The IGFA: A Primer
By Mike Rivkin
Ever wonder who keeps track of those world-record fish that everybody but you seems to be catching? Since 1939, world angling records have been maintained by a group in Florida known as the International Game Fish Association (IGFA), and its current list of world-record species numbers more than a thousand.
Other IGFA programs and initiatives offer support to anglers everywhere, and if you're not already a member, you definitely should be.
In addition to keeping the records for freshwater, saltwater, and fly tackle catches, the IGFA also sets and arbitrates the rules under which such records can be set. That's not a small thing in this day of crazy endorsements and sponsorships, and lucky anglers have earned big bucks for a single outsized catch.
Despite the pressures, the IGFA has adhered to a remarkably high standard over the years, and a record certificate from the IGFA usually goes on the wall and not in a drawer. At least two avid anglers have earned more than 100 IGFA world records in a lifetime of fishing, but it's a quest that takes time and beyond imagination.
Still, if you're looking for something to do —
In addition to serving as the arbiter of angling's rules and records, the IGFA's headquarters building in Dania Beach, Fla., (just outside Ft. Lauderdale) is a magnificent 60,000-foot celebration of angling history. On the bottom floor is the IGFA Museum and Hall of Fame that includes photos, artifacts, and life-size mounts that will leave your jaw dragging along the beautifully tiled floor behind you.
Several expansive galleries offer a fascinating tour of angling's history, and one in particular includes a series of hands-on exhibits that are sure to captivate youngsters and their young-at-heart parents. Among the many other highlights is a wonderfully-produced 18-minute movie titled Journeys that will bring even the most hardened angler to the brink of tears.
If you're in south Florida and have even a drop of salt-water in your veins, you need to see this. Visit www.igfa.org for more details.
In the meantime, you should also know a bit more about what the IGFA does and why you need to join. The organization was first conceived in the late 1930s by a group of leading anglers and ichthyologists.
Big-game fishing had just begun to blossom, spurred on by the highly-publicized exploits of Zane Grey and improvements in boats, tackle, and transportation. By the late 1930s, lots of people were catching sailfish off Florida, tuna off Nova Scotia, and albacore and marlin off Santa Catalina Island.

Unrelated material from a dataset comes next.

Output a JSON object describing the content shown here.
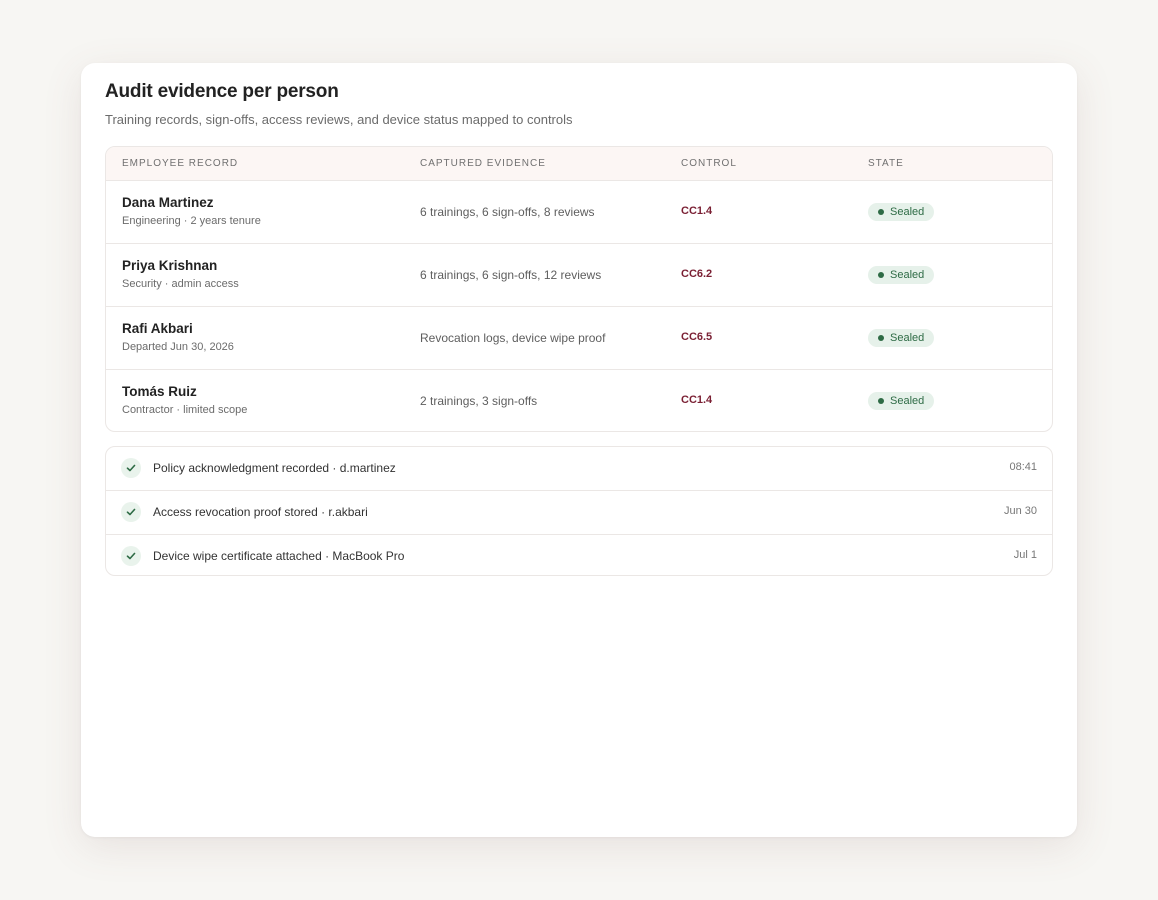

However, there wasn't much communication between anglers and relatively little was known about opportunities to catch big fish in distant lands. On top of that, marine science was in its infancy and even less was known about gamefish ichthyology. Something had to be done.
One of the most recognized angling pioneers of the day was a ruddy New Yorker named Michael Lerner. Successful businessman, legendary sportsman, selfless visionary, Lerner was among the first to see the need for a global angling umpire when he visited Australia in 1939.
Encouraged by those he met, he returned stateside and gathered a like-minded group around him to do what he had in mind. On June 7, 1939, the International Game Fish Association sprang into existence, helped by the support of the American Museum of National History in New York and Lerner's own impeccable reputation and financial capabilities.
As stated in its early publication, the IGFA's two-fold goals were the "advancement of ethical sport and productive science," and over the years it has achieved admirable success in meeting both.
There's lots more to know about the IGFA, including its contributions to the Allied war effort during WWII, noteworthy officers like Ernest Hemingway, and its early and steadfast leadership in marine conservation and other initiatives. If you're serious about your angling, you need to join the IGFA.
If your taste runs to angling history, you also might want to pick up a copy of Big-Game Fishing Headquarters: A History of the IGFA that fills out much of the detail hinted at above.
It's a rousing good story filled with hundreds of heretofore unpublished photographs and imagery, and all proceeds benefit the IGFA. Do something good for yourself and your sport, and you won't be sorry.